### INSTRUCTIONS FOR THE TASK
Each line of the records below that contains "Danmarks" needs to be copied.

*** Opening of SUPPLIED INFORMATION ***

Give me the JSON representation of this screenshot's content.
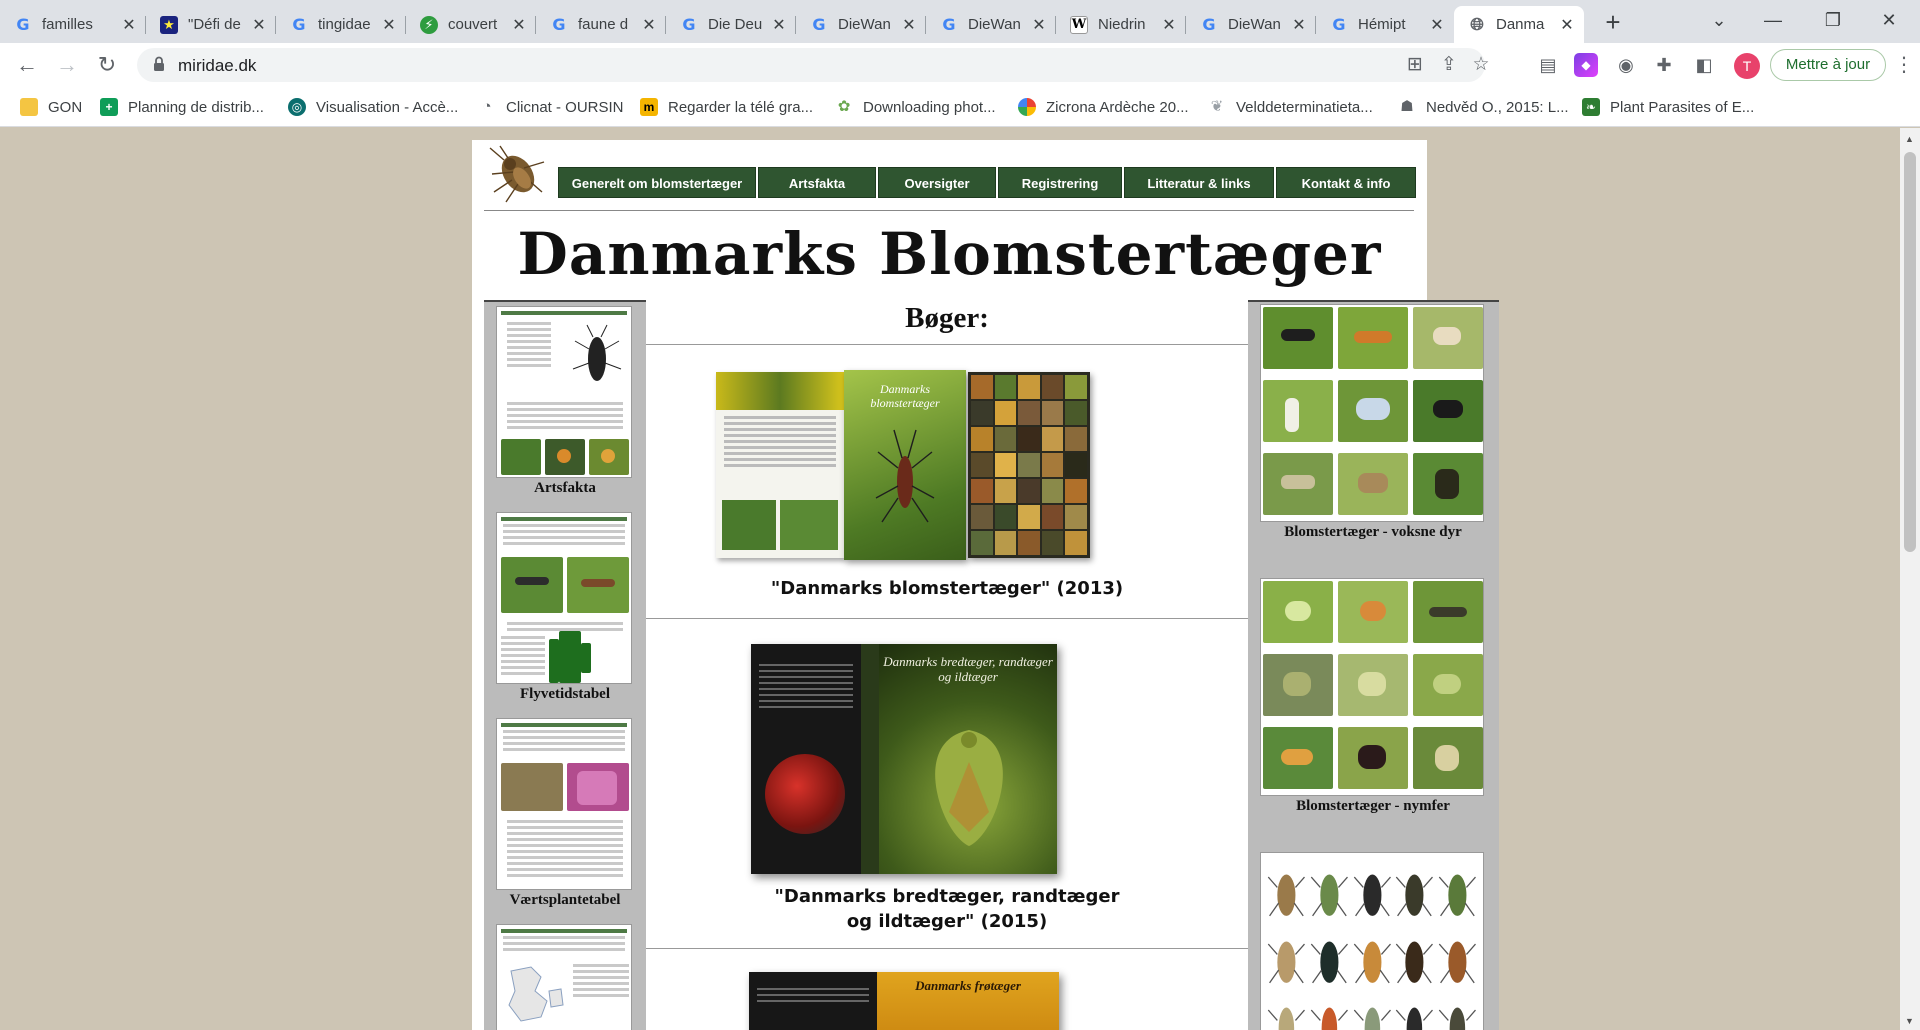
{
  "browser": {
    "tabs": [
      {
        "title": "familles",
        "icon": "google-icon"
      },
      {
        "title": "\"Défi de",
        "icon": "defi-site-icon"
      },
      {
        "title": "tingidae",
        "icon": "google-icon"
      },
      {
        "title": "couvert",
        "icon": "green-bolt-icon"
      },
      {
        "title": "faune d",
        "icon": "google-icon"
      },
      {
        "title": "Die Deu",
        "icon": "google-icon"
      },
      {
        "title": "DieWan",
        "icon": "google-icon"
      },
      {
        "title": "DieWan",
        "icon": "google-icon"
      },
      {
        "title": "Niedrin",
        "icon": "wiki-icon"
      },
      {
        "title": "DieWan",
        "icon": "google-icon"
      },
      {
        "title": "Hémipt",
        "icon": "google-icon"
      },
      {
        "title": "Danma",
        "icon": "globe-icon",
        "active": true
      }
    ],
    "url": "miridae.dk",
    "update_label": "Mettre à jour",
    "profile_initial": "T",
    "bookmarks": [
      {
        "label": "GON",
        "icon": "folder-icon",
        "color": "#f4c542"
      },
      {
        "label": "Planning de distrib...",
        "icon": "plus-icon",
        "color": "#0f9d58"
      },
      {
        "label": "Visualisation - Accè...",
        "icon": "circle-icon",
        "color": "#0b6e6e"
      },
      {
        "label": "Clicnat - OURSIN",
        "icon": "rss-icon",
        "color": "#5f6368"
      },
      {
        "label": "Regarder la télé gra...",
        "icon": "m-icon",
        "color": "#f4b400"
      },
      {
        "label": "Downloading phot...",
        "icon": "plant-icon",
        "color": "#6aa84f"
      },
      {
        "label": "Zicrona Ardèche 20...",
        "icon": "pinwheel-icon",
        "color": "#ea4335"
      },
      {
        "label": "Velddeterminatieta...",
        "icon": "leaf-icon",
        "color": "#9aa0a6"
      },
      {
        "label": "Nedvěd O., 2015: L...",
        "icon": "robot-icon",
        "color": "#5f6368"
      },
      {
        "label": "Plant Parasites of E...",
        "icon": "leaf-square-icon",
        "color": "#2e7d32"
      }
    ]
  },
  "site": {
    "title": "Danmarks Blomstertæger",
    "nav": [
      "Generelt om blomstertæger",
      "Artsfakta",
      "Oversigter",
      "Registrering",
      "Litteratur & links",
      "Kontakt & info"
    ],
    "left_thumbs": [
      {
        "label": "Artsfakta"
      },
      {
        "label": "Flyvetidstabel"
      },
      {
        "label": "Værtsplantetabel"
      },
      {
        "label": ""
      }
    ],
    "right_thumbs": [
      {
        "label": "Blomstertæger - voksne dyr"
      },
      {
        "label": "Blomstertæger - nymfer"
      }
    ],
    "books_heading": "Bøger:",
    "books": [
      {
        "caption": "\"Danmarks blomstertæger\" (2013)",
        "cover_title": "Danmarks blomstertæger"
      },
      {
        "caption": "\"Danmarks bredtæger, randtæger og ildtæger\" (2015)",
        "cover_title": "Danmarks bredtæger, randtæger og ildtæger"
      },
      {
        "caption": "",
        "cover_title": "Danmarks frøtæger"
      }
    ]
  }
}
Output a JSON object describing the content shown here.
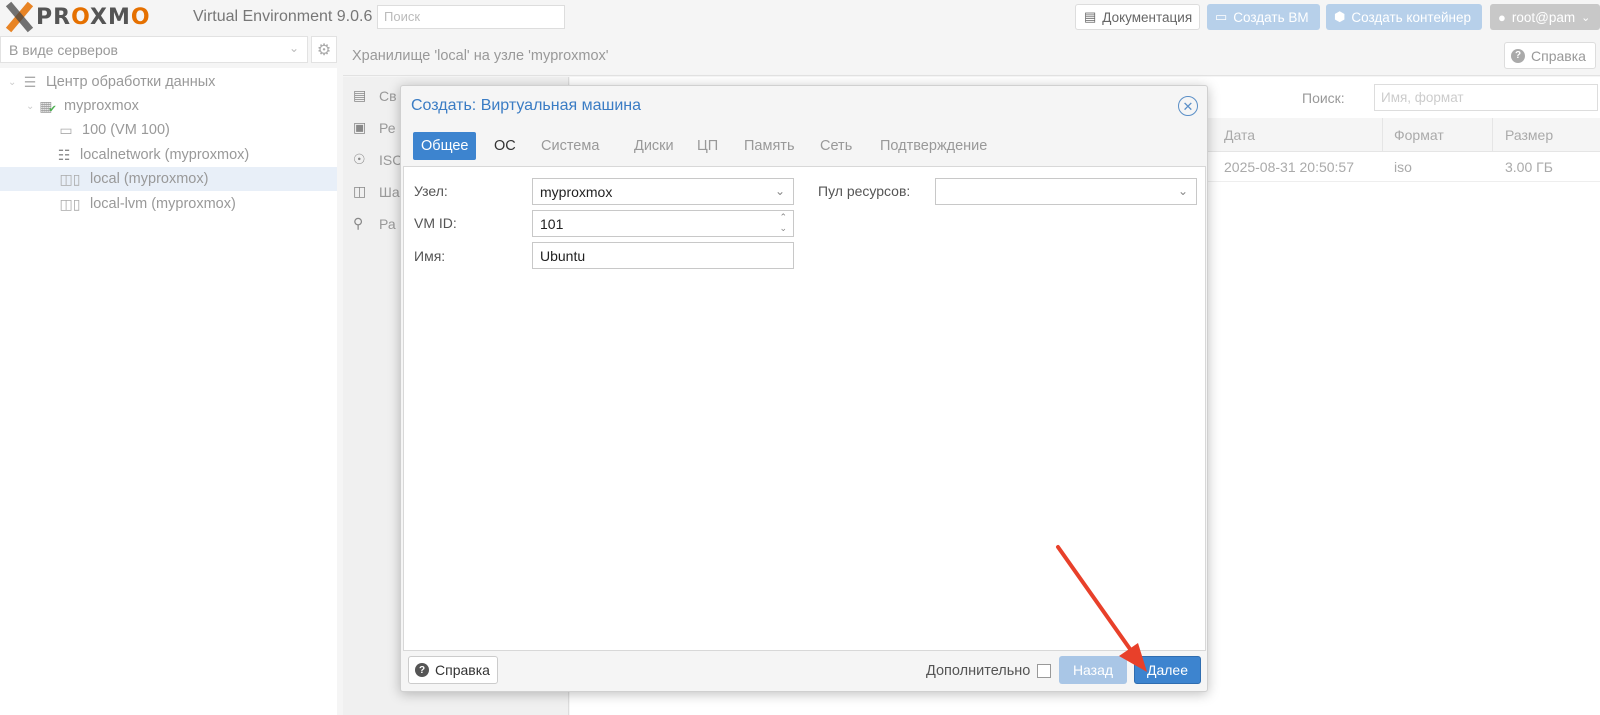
{
  "topbar": {
    "logo_text_1": "PR",
    "logo_text_o1": "O",
    "logo_text_2": "XM",
    "logo_text_o2": "O",
    "version": "Virtual Environment 9.0.6",
    "search_placeholder": "Поиск",
    "docs_label": "Документация",
    "create_vm_label": "Создать ВМ",
    "create_ct_label": "Создать контейнер",
    "user_label": "root@pam"
  },
  "sidebar": {
    "view_select": "В виде серверов",
    "tree": [
      {
        "label": "Центр обработки данных",
        "icon": "datacenter-icon"
      },
      {
        "label": "myproxmox",
        "icon": "node-icon"
      },
      {
        "label": "100 (VM 100)",
        "icon": "vm-icon"
      },
      {
        "label": "localnetwork (myproxmox)",
        "icon": "network-icon"
      },
      {
        "label": "local (myproxmox)",
        "icon": "storage-icon",
        "selected": true
      },
      {
        "label": "local-lvm (myproxmox)",
        "icon": "storage-icon"
      }
    ]
  },
  "content": {
    "title": "Хранилище 'local' на узле 'myproxmox'",
    "help_label": "Справка",
    "subnav": [
      "Св",
      "Ре",
      "ISC",
      "Ша",
      "Ра"
    ],
    "search_label": "Поиск:",
    "search_placeholder": "Имя, формат",
    "columns": [
      "Дата",
      "Формат",
      "Размер"
    ],
    "rows": [
      {
        "date": "2025-08-31 20:50:57",
        "format": "iso",
        "size": "3.00 ГБ"
      }
    ]
  },
  "dialog": {
    "title": "Создать: Виртуальная машина",
    "tabs": [
      "Общее",
      "ОС",
      "Система",
      "Диски",
      "ЦП",
      "Память",
      "Сеть",
      "Подтверждение"
    ],
    "active_tab": "Общее",
    "fields": {
      "node_label": "Узел:",
      "node_value": "myproxmox",
      "vmid_label": "VM ID:",
      "vmid_value": "101",
      "name_label": "Имя:",
      "name_value": "Ubuntu",
      "pool_label": "Пул ресурсов:",
      "pool_value": ""
    },
    "footer": {
      "help_label": "Справка",
      "advanced_label": "Дополнительно",
      "back_label": "Назад",
      "next_label": "Далее"
    }
  },
  "colors": {
    "accent": "#3d84cf",
    "accent_disabled": "#a9c6e6",
    "brand_orange": "#e57000",
    "annotation_arrow": "#e8402a"
  }
}
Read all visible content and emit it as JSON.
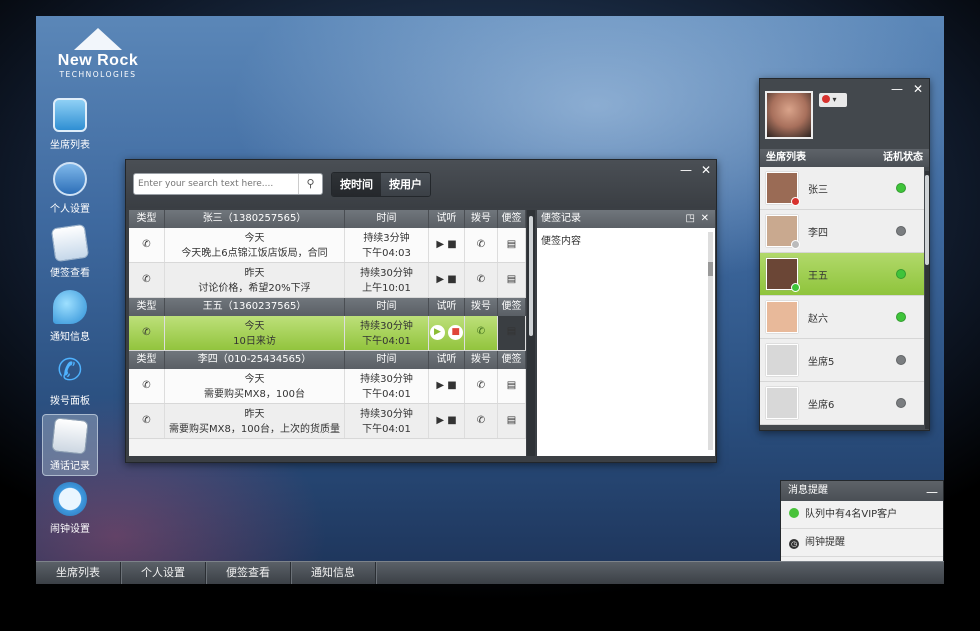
{
  "brand": {
    "name": "New Rock",
    "sub": "TECHNOLOGIES"
  },
  "dock": [
    {
      "label": "坐席列表",
      "icon": "contacts-icon"
    },
    {
      "label": "个人设置",
      "icon": "settings-icon"
    },
    {
      "label": "便签查看",
      "icon": "notes-icon"
    },
    {
      "label": "通知信息",
      "icon": "chat-bubble-icon"
    },
    {
      "label": "拨号面板",
      "icon": "phone-icon"
    },
    {
      "label": "通话记录",
      "icon": "call-records-icon"
    },
    {
      "label": "闹钟设置",
      "icon": "alarm-clock-icon"
    }
  ],
  "taskbar": [
    "坐席列表",
    "个人设置",
    "便签查看",
    "通知信息"
  ],
  "main_window": {
    "search_placeholder": "Enter your search text here....",
    "toggle": [
      "按时间",
      "按用户"
    ],
    "columns": {
      "type": "类型",
      "time": "时间",
      "listen": "试听",
      "dial": "拨号",
      "note": "便签"
    },
    "groups": [
      {
        "header": "张三（1380257565）",
        "rows": [
          {
            "call": "in",
            "line1": "今天",
            "line2": "今天晚上6点锦江饭店饭局，合同",
            "dur": "持续3分钟",
            "time": "下午04:03"
          },
          {
            "call": "in",
            "line1": "昨天",
            "line2": "讨论价格，希望20%下浮",
            "dur": "持续30分钟",
            "time": "上午10:01"
          }
        ]
      },
      {
        "header": "王五（1360237565）",
        "rows": [
          {
            "call": "in",
            "line1": "今天",
            "line2": "10日来访",
            "dur": "持续30分钟",
            "time": "下午04:01"
          }
        ]
      },
      {
        "header": "李四（010-25434565）",
        "rows": [
          {
            "call": "missed",
            "line1": "今天",
            "line2": "需要购买MX8，100台",
            "dur": "持续30分钟",
            "time": "下午04:01"
          },
          {
            "call": "in",
            "line1": "昨天",
            "line2": "需要购买MX8，100台，上次的货质量",
            "dur": "持续30分钟",
            "time": "下午04:01"
          }
        ]
      }
    ],
    "notes": {
      "title": "便签记录",
      "content": "便签内容"
    }
  },
  "contacts_panel": {
    "header_left": "坐席列表",
    "header_right": "话机状态",
    "items": [
      {
        "name": "张三",
        "status_color": "#3fc43a",
        "avatar": "#9a6b55"
      },
      {
        "name": "李四",
        "status_color": "#7a7d80",
        "avatar": "#c9a98f"
      },
      {
        "name": "王五",
        "status_color": "#3fc43a",
        "avatar": "#6b4636"
      },
      {
        "name": "赵六",
        "status_color": "#3fc43a",
        "avatar": "#e8b99a"
      },
      {
        "name": "坐席5",
        "status_color": "#7a7d80",
        "avatar": "#d8d8d8"
      },
      {
        "name": "坐席6",
        "status_color": "#7a7d80",
        "avatar": "#d8d8d8"
      }
    ]
  },
  "messages": {
    "title": "消息提醒",
    "items": [
      "队列中有4名VIP客户",
      "闹钟提醒"
    ]
  },
  "colors": {
    "accent_green": "#92c43d",
    "status_online": "#3fc43a",
    "status_offline": "#7a7d80",
    "missed_call": "#d9452f"
  }
}
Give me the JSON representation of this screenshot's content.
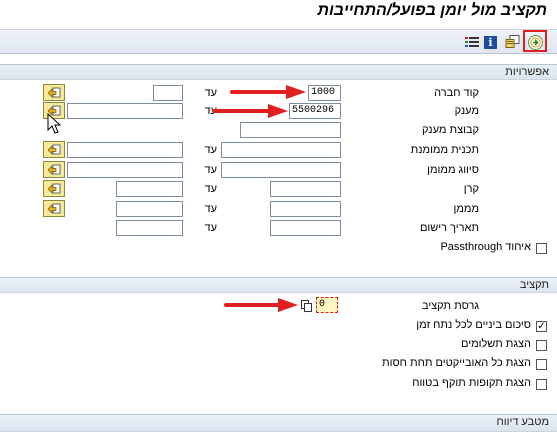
{
  "window": {
    "title": "תקציב מול יומן בפועל/התחייבות"
  },
  "toolbar": {
    "execute_icon": "execute-icon",
    "variant_icon": "get-variant-icon",
    "info_icon": "info-icon",
    "list_icon": "dynamic-selections-icon"
  },
  "options": {
    "header": "אפשרויות",
    "to_label": "עד",
    "rows": [
      {
        "label": "קוד חברה",
        "from_value": "1000",
        "to_value": ""
      },
      {
        "label": "מענק",
        "from_value": "5500296",
        "to_value": ""
      },
      {
        "label": "קבוצת מענק",
        "from_value": ""
      },
      {
        "label": "תכנית ממומנת",
        "from_value": "",
        "to_value": ""
      },
      {
        "label": "סיווג ממומן",
        "from_value": "",
        "to_value": ""
      },
      {
        "label": "קרן",
        "from_value": "",
        "to_value": ""
      },
      {
        "label": "מממן",
        "from_value": "",
        "to_value": ""
      },
      {
        "label": "תאריך רישום",
        "from_value": "",
        "to_value": ""
      }
    ],
    "passthrough_label": "איחוד Passthrough",
    "passthrough_checked": false
  },
  "budget": {
    "header": "תקציב",
    "version_label": "גרסת תקציב",
    "version_value": "0",
    "checkboxes": [
      {
        "label": "סיכום ביניים לכל נתח זמן",
        "checked": true
      },
      {
        "label": "הצגת תשלומים",
        "checked": false
      },
      {
        "label": "הצגת כל האובייקטים תחת חסות",
        "checked": false
      },
      {
        "label": "הצגת תקופות תוקף בטווח",
        "checked": false
      }
    ]
  },
  "report_format": {
    "header": "מטבע דיווח"
  },
  "colors": {
    "annotation_red": "#e02020",
    "section_bg": "#dbe4ee",
    "multisel_yellow": "#f5e99a"
  }
}
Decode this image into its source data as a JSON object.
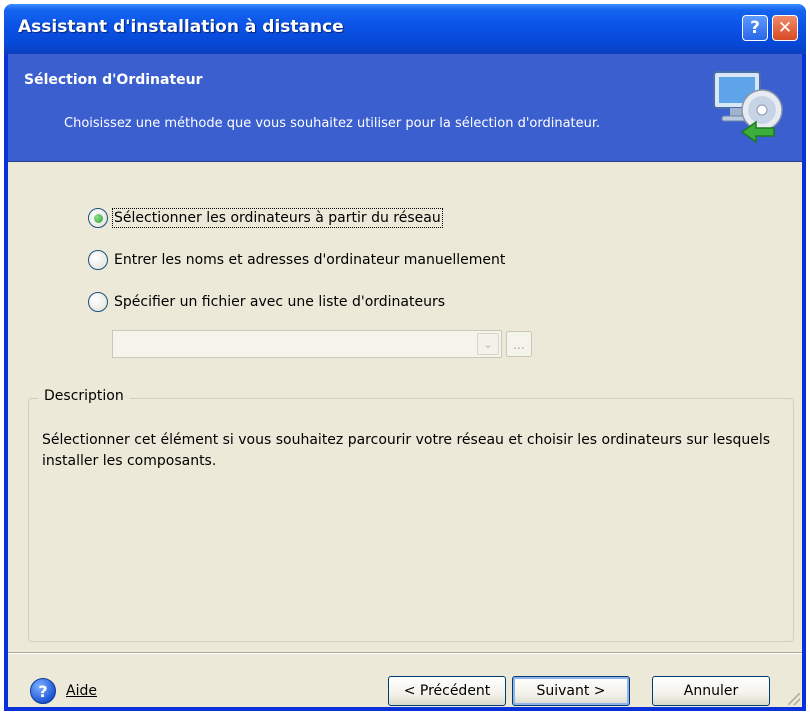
{
  "window": {
    "title": "Assistant d'installation à distance",
    "help_button": "?",
    "close_button": "✕"
  },
  "header": {
    "title": "Sélection d'Ordinateur",
    "subtitle": "Choisissez une méthode que vous souhaitez utiliser pour la sélection d'ordinateur.",
    "icon": "computer-disc-icon"
  },
  "options": [
    {
      "label": "Sélectionner les ordinateurs à partir du réseau",
      "checked": true
    },
    {
      "label": "Entrer les noms et adresses d'ordinateur manuellement",
      "checked": false
    },
    {
      "label": "Spécifier un fichier avec une liste d'ordinateurs",
      "checked": false
    }
  ],
  "file_combo": {
    "value": "",
    "arrow": "⌄",
    "browse_label": "..."
  },
  "description": {
    "legend": "Description",
    "text": "Sélectionner cet élément si vous souhaitez parcourir votre réseau et choisir les ordinateurs sur lesquels installer les composants."
  },
  "footer": {
    "help_label": "Aide",
    "help_icon_glyph": "?",
    "prev_label": "< Précédent",
    "next_label": "Suivant >",
    "cancel_label": "Annuler"
  },
  "colors": {
    "titlebar": "#0a52e6",
    "header": "#3b5fcf",
    "client": "#ece9d8",
    "radio_selected": "#2d9e2d"
  }
}
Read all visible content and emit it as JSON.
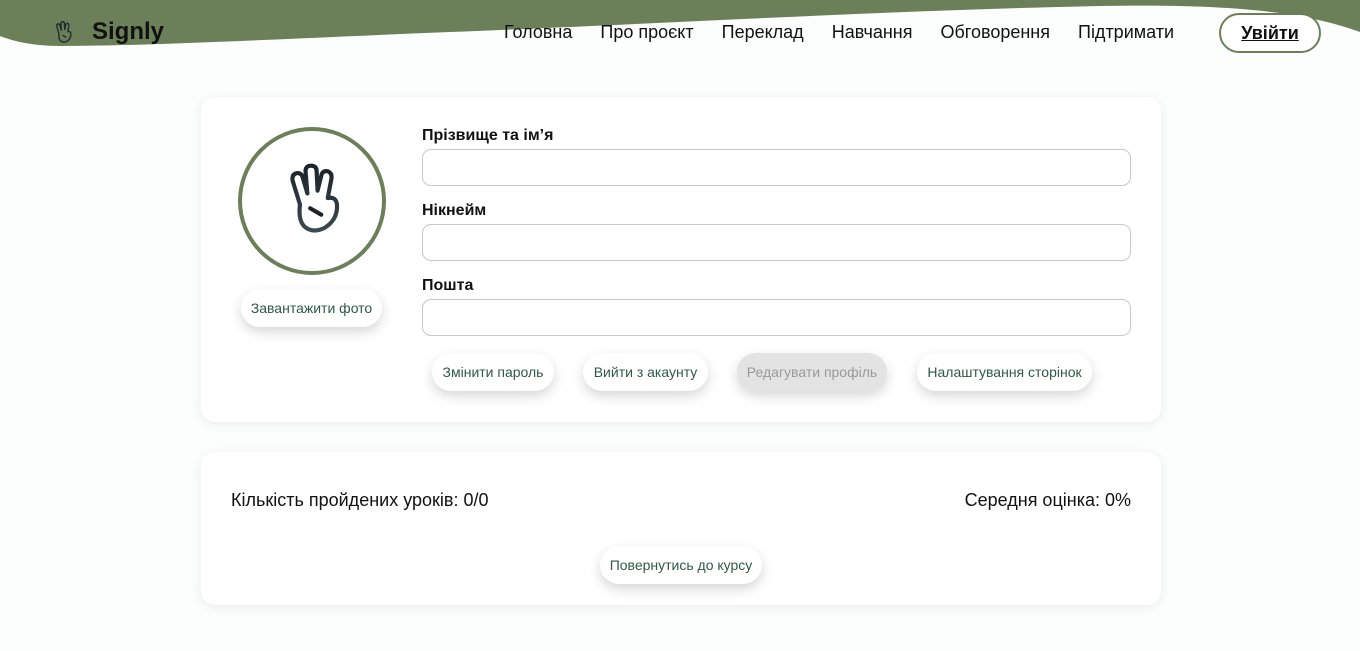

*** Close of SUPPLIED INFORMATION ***

### WRITTEN ANSWER
    "title": "Danmarks Blomstertæger",
        "caption": "\"Danmarks blomstertæger\" (2013)",
        "cover_title": "Danmarks blomstertæger"
        "caption": "\"Danmarks bredtæger, randtæger og ildtæger\" (2015)",
        "cover_title": "Danmarks bredtæger, randtæger og ildtæger"
        "cover_title": "Danmarks frøtæger"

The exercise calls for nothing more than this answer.